Back to the Library
On Aug. 1, 2008, the U.S. Court of Appeals for the Seventh Circuit addressed what it described as a novel legal issue, interpreting a provision of the Class Action Fairness Act, 28 USC Section 1332(d)(11) (CAFA), which the Court said "has not been addressed in this or any other circuit." Bullard v. Burlington Northern Santa Fe Railway Co., No. 08-8011 (Aug. 1, 2008).
Affirming a District Court ruling in favor of Jenner & Block's client and other defendants, the appellate court ruled that federal court is the appropriate place to try a lawsuit filed by 144 plaintiffs against four companies that were allegedly involved in the release of toxic chemicals from a plant in Texas. The ruling sets significant legal precedent and represents a win for several defendants.
The defendants had removed the case from Illinois state court to the U.S. District Court for the Northern District of Illinois under the recently enacted CAFA. Under CAFA, a "mass action" -- one involving a proposed trial of the claims of more than 100 litigants -- can be removed to federal court. The plaintiffs claimed that, although they had filed a single complaint for 144 plaintiffs, theirs was not a "mass action" because they had not expressly stated that they were seeking a joint trial and might later stipulate to trial in smaller groups. The plaintiffs argued that defendants may remove a mass action only when a final pretrial order identifies 100 or more plaintiffs to be included in a single trial.

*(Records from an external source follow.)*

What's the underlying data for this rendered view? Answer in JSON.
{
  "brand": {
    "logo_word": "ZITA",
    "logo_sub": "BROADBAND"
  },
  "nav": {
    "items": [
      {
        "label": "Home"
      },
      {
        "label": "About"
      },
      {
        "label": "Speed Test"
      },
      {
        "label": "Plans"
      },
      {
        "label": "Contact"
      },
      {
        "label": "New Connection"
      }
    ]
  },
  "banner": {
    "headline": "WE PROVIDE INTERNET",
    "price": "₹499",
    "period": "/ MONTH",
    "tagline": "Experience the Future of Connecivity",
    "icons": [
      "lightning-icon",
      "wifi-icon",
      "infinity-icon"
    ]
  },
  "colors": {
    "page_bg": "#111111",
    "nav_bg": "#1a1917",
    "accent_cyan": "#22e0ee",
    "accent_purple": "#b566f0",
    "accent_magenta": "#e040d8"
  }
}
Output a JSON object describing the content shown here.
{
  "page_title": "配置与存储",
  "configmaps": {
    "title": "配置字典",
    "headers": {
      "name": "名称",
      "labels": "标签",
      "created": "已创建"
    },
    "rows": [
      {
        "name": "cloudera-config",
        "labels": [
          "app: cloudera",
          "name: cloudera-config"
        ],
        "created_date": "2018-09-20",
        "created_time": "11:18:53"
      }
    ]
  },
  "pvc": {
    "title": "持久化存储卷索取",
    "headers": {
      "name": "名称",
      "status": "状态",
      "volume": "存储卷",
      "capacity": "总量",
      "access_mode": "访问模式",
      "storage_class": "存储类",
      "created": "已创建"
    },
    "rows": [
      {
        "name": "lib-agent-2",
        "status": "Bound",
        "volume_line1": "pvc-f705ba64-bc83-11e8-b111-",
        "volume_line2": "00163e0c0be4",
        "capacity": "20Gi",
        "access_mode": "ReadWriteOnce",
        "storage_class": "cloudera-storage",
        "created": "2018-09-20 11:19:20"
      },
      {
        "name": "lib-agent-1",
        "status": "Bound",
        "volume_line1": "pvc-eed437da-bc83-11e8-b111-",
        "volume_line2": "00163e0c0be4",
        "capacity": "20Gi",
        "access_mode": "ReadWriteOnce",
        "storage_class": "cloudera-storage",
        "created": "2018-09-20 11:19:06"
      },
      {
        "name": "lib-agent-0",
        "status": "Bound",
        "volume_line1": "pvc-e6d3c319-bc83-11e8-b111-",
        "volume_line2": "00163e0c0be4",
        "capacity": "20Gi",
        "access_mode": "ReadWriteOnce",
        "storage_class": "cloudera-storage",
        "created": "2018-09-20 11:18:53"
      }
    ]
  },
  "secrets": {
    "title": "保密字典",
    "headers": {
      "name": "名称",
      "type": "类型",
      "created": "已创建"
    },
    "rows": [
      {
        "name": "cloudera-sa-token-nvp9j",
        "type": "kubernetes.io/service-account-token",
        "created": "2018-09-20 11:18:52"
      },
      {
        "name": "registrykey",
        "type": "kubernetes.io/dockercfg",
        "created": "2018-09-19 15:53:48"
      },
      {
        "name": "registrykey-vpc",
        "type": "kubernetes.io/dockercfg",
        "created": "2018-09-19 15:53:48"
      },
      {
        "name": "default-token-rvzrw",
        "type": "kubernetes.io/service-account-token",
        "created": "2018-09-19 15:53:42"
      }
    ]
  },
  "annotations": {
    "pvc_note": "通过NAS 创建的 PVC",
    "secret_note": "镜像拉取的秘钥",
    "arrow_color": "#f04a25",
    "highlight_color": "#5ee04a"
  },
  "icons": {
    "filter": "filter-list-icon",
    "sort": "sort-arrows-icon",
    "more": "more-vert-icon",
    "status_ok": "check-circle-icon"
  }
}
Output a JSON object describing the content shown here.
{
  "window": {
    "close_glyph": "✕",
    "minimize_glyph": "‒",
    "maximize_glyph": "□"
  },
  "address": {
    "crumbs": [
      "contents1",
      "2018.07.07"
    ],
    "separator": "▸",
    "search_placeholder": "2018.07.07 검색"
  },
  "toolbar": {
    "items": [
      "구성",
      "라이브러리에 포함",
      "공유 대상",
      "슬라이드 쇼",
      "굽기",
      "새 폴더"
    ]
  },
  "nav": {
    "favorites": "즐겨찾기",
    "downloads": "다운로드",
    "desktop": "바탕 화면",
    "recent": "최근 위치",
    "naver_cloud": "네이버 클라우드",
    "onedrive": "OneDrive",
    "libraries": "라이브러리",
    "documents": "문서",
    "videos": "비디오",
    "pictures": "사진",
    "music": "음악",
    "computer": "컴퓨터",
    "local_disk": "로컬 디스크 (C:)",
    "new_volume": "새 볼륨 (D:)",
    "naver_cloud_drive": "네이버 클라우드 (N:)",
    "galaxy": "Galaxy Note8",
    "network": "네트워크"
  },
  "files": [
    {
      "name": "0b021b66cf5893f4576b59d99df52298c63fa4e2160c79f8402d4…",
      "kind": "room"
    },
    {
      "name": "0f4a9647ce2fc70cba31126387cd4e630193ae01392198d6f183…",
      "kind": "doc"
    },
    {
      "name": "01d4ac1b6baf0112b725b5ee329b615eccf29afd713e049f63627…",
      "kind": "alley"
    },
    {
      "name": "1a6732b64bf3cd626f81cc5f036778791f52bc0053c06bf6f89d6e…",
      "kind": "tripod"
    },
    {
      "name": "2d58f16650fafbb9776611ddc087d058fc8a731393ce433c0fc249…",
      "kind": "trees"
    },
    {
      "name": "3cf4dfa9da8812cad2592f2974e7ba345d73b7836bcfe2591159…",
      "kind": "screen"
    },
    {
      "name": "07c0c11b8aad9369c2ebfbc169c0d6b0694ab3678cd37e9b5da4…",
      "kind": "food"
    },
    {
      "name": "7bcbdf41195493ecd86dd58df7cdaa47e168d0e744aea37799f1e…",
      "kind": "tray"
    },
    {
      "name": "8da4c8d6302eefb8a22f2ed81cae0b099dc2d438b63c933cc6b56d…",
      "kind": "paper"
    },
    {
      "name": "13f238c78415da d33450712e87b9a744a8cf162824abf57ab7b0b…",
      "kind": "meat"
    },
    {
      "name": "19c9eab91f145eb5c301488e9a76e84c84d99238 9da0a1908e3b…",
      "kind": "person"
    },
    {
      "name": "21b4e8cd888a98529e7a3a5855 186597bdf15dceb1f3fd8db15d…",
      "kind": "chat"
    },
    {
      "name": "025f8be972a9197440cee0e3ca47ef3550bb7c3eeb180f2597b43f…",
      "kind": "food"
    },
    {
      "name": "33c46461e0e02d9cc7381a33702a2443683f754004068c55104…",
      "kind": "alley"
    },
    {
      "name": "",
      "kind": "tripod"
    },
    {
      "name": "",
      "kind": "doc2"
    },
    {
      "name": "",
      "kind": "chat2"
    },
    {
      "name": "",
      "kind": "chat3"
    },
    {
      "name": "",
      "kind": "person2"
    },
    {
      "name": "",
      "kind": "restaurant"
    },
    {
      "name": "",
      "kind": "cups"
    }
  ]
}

The Seventh Circuit rejected the plaintiffs' contention, holding that the case was properly removed because a joint trial is implicitly proposed by the filing of a complaint joining 100 or more plaintiffs and that it was irrelevant whether a trial covering 100 or more plaintiffs actually ensued. The Court noted that trying the claims of a few plaintiffs in such a case could have preclusive effects for the other plaintiffs. In fact, the appeals court said, the plaintiffs in this case were essentially proposing a trial common to all plaintiffs that was the the equivalent of a removable class action. In affirming the denial of the plaintiffs’ motion to remand, the court also mentioned that the amount in controversy requirement of CAFA is met “if at least one plaintiff demands $75,000.”
The Firm's team was led by Partners Lise T. Spacapan, Gabrielle Sigel, and Traci M. Braun and Associate Jill M. Hutchison. The decision was the subject of articles in the Chicago Daily Law Bulletin and Law 360.